2021 Shortlist

Spend Like an MP

Country/area: Malaysia

Organisation: Malaysiakini

Organisation size: Big

Publication date: 25 Nov 2020

Credit: Lee Long Hui, Geraldine Tong, Nigel Aw, Syariman Badrulzaman, Hazman Hazwan, Sean Ho

Project description:

The “Spend Like an MP” project comprises a special report and a dedicated game.

Built based on interviews in the special report, the game helps readers simulate the role of an MP in Malaysia.

They have to carry out their duties while maintaining their finances and popularity with constituents.

It aims to highlight what MPs do and how they juggle between their constituents, their salary and allocations as well as their personal lives.

The special report discusses the problems with the current lopsided allocation system in Malaysia, what the MPs think about their responsibilities and the way forward.

Impact reached:

The project was well-received, particularly among younger readers who were previously not interested or aware of this policy problem.

The game was played more than 70 thousand times since launch day and was virally shared on social media platforms.

The project also successfully boosted our subscription revenue between 26 and 41 percent for three consecutive days since its launch day. It shows that the Malaysian public is willing to support good content.

Techniques/technologies used:

We used Ink, a scripting language, to write and test the game script on Inky, the Ink editor. The script was exported as a JavaScript Object Notation (JSON) file.

We then used JavaScript to write a script to parse the JSON file to obtain the data we needed to present the game on web pages.

The structure and layout of the game were built with JavaScript, JavaScript library React and React framework Next.js.

We also used a user interface framework Material-UI and motion library framer-motion for the game’s user interface and animation.

The graphic was done with Adobe Photoshop.

What was the hardest part of this project?

In Malaysia, the public expects a lot from MPs beyond their actual job scope – to debate and enact laws in Parliament.

The government and opposition MPs receive an unequal amount of allocation for their constituencies.

The Malaysian public tends to react with outrage when MPs get a salary hike but many are not aware of various issues, including having to spend out-of-pocket for requests by constituents, especially for the opposition MPs who are discriminated against in terms of allocations.

The gamification of a lawmaker’s role is a novel approach to educating readers in Malaysia.

Presenting the issues through a special report with a tailored-made game from the MPs’ perspective helps us to better convey the message in a unique, innovative and engaging way.

The most challenging part of creating the game was to strike a balance between user experience and the key information we want to present. 

We wanted to find the best length that can effectively deliver the message without risking fatigue while at the same time is sufficient to help users appreciate the MP’s financial dilemmas and challenges.

We comprise a small team with one graphic designer, one UX designer, one journalist and one journalist/developer. None of us had experienced in a project like this. The final product went through several iterations.
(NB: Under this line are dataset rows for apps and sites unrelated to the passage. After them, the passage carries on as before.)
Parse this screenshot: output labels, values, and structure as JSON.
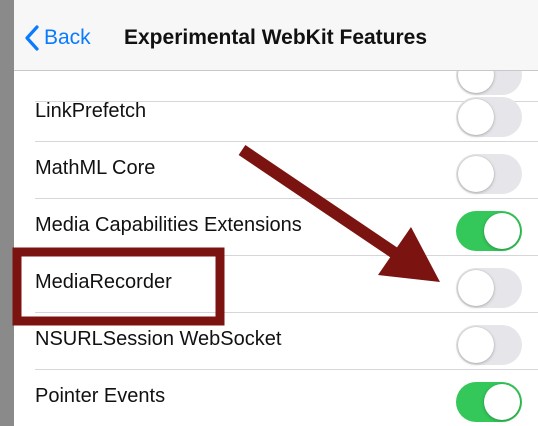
{
  "nav": {
    "back_label": "Back",
    "title": "Experimental WebKit Features"
  },
  "rows": [
    {
      "label": "",
      "on": false,
      "partial": true
    },
    {
      "label": "LinkPrefetch",
      "on": false
    },
    {
      "label": "MathML Core",
      "on": false
    },
    {
      "label": "Media Capabilities Extensions",
      "on": true
    },
    {
      "label": "MediaRecorder",
      "on": false
    },
    {
      "label": "NSURLSession WebSocket",
      "on": false
    },
    {
      "label": "Pointer Events",
      "on": true
    }
  ],
  "colors": {
    "accent": "#0a7aff",
    "toggle_on": "#34c759",
    "toggle_off": "#e6e6ea",
    "annotation": "#7b1410"
  }
}
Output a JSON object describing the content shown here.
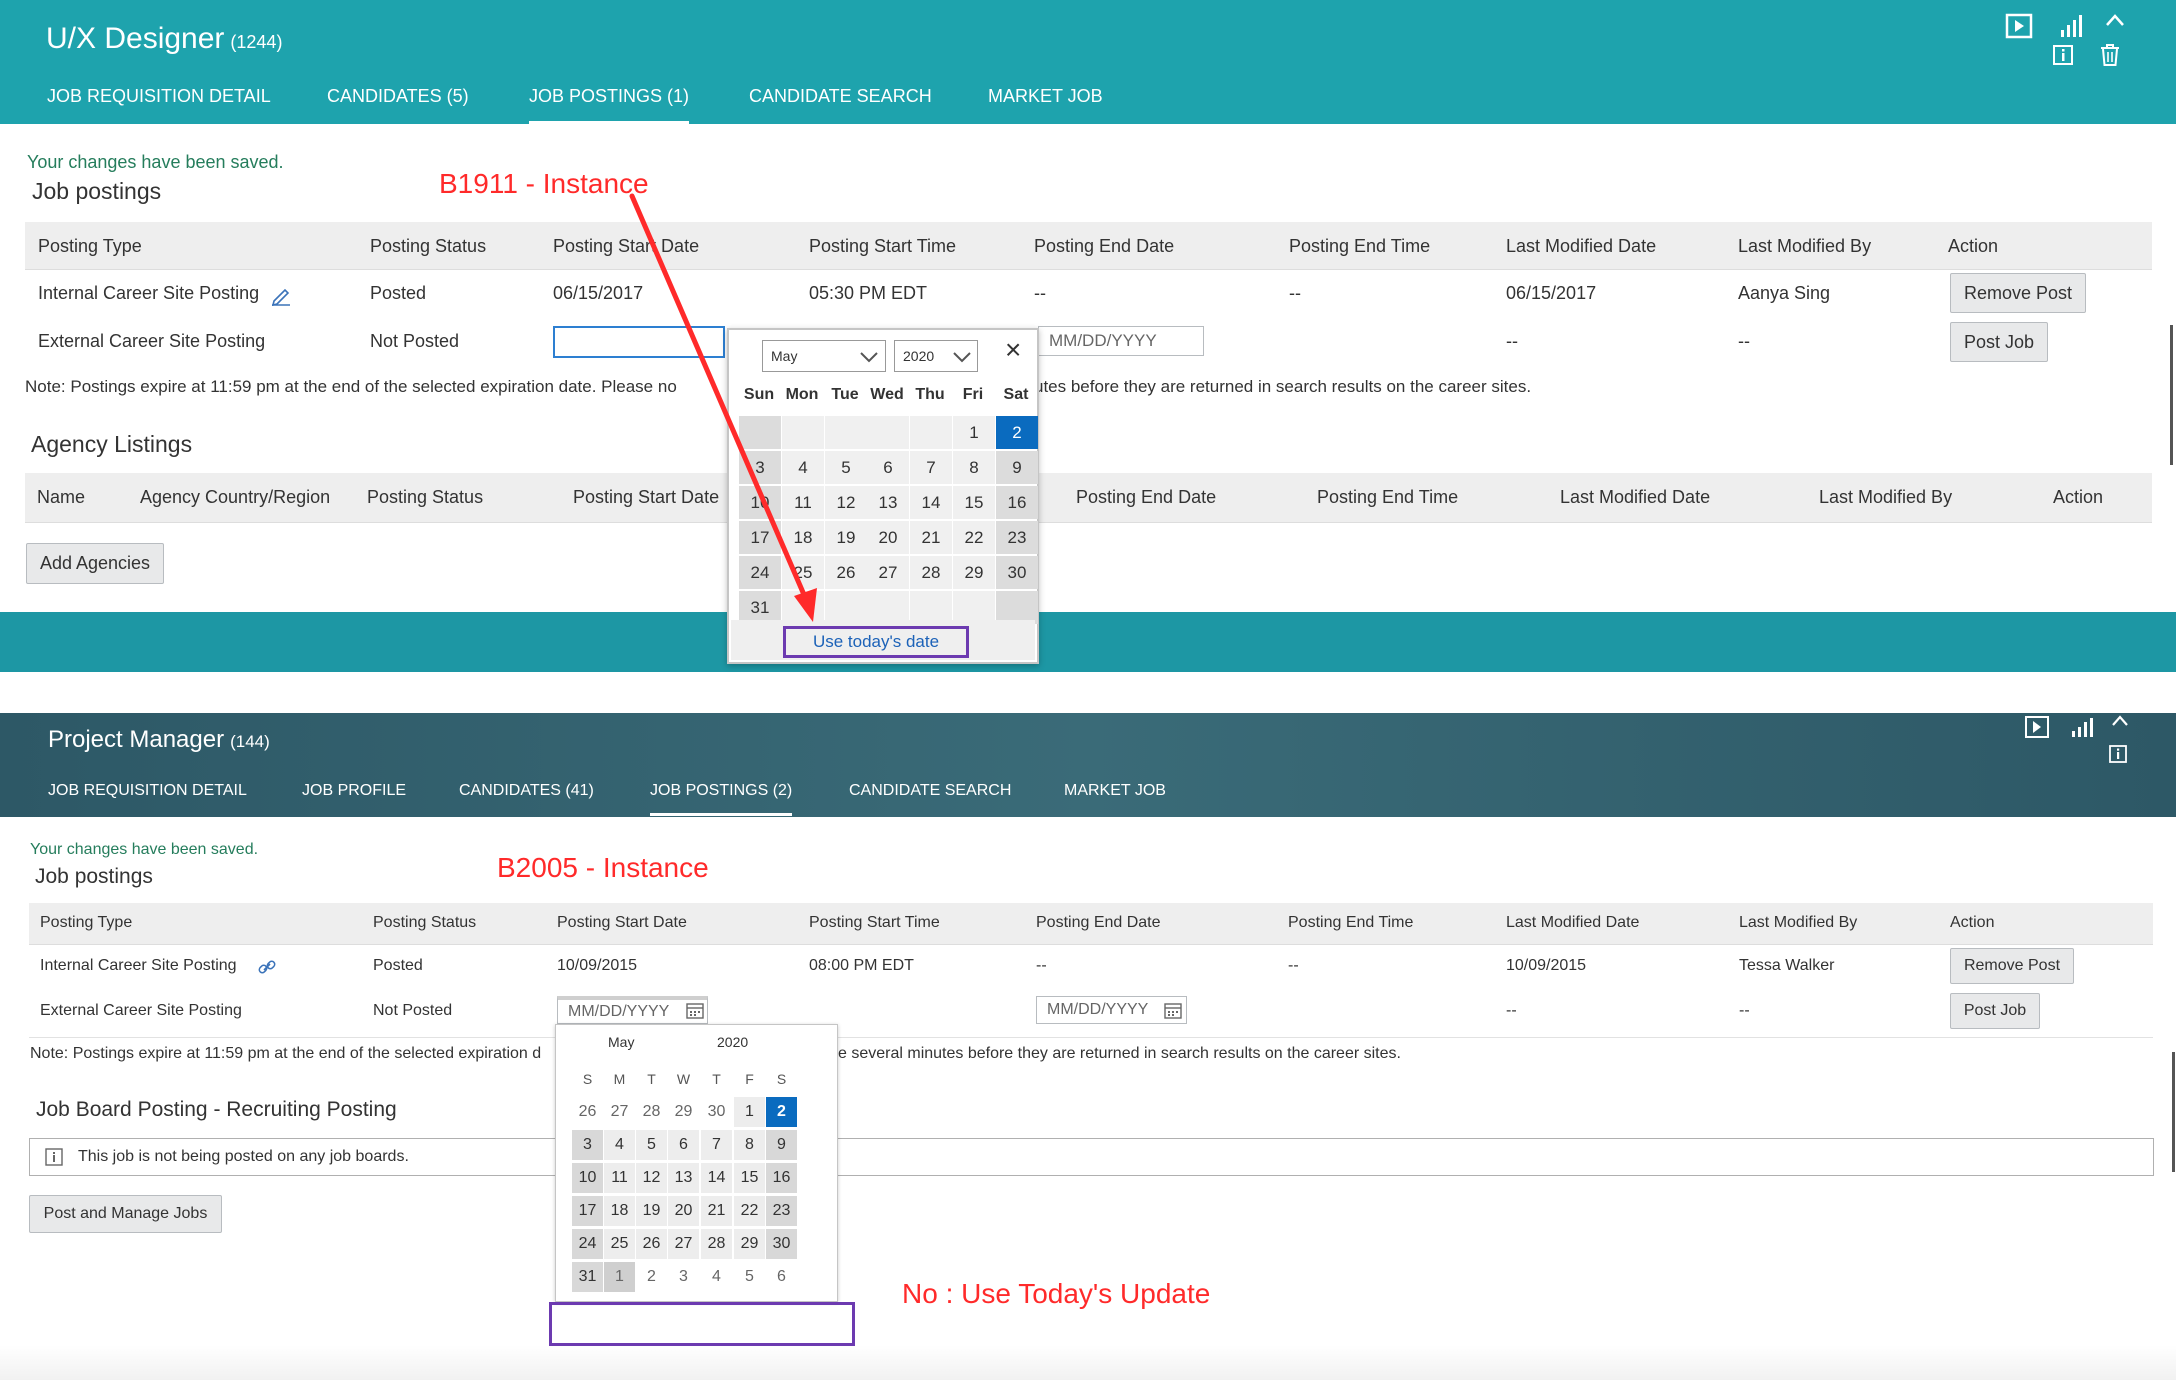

We kept testing until we thought it was ready. It was a painstaking process.

Another challenge is data collection. Our MPs are not required to make their spending public. As such, we interviewed many MPs to get insights on how they spend their money. 

The process, which was hampered by the Covid-19 pandemic, took up to two months. We were unable to independently verify all the interview information through official sources but gained a good idea by comparing what the various MPs told us.

What can others learn from this project?

We think that gamification of special reports is one of the ways forward for news organisations to cope with changing audiences. 

Instead of presenting a wall of text to the readers, news-based games enable journalists to explain complex policies and systems in an interactive and engaging way.

This can be helped by journalists with programming skills and knowledge. They can implement the logic flow of their script and build the site/pages for the game.

In the absence of programming or developer experience, a newsroom can still initiate collaborations. Talents can be found in game design schools in your local colleges or universities where they encourage students to take part in real-work projects.

Another aspect we would like to share is the “freemium” strategy we implemented to boost subscription.

The game can be played for free and provides the core information but if they would like to learn more, they are given an excerpt of the full article. To access the complete content, a subscription is required.

We also have prominent calls-to-action for subscription and donation at the end of the game. We received feedback from some readers that they decided to subscribe to Malaysiakini after playing the game as they wanted to read the article to understand more.

Project links: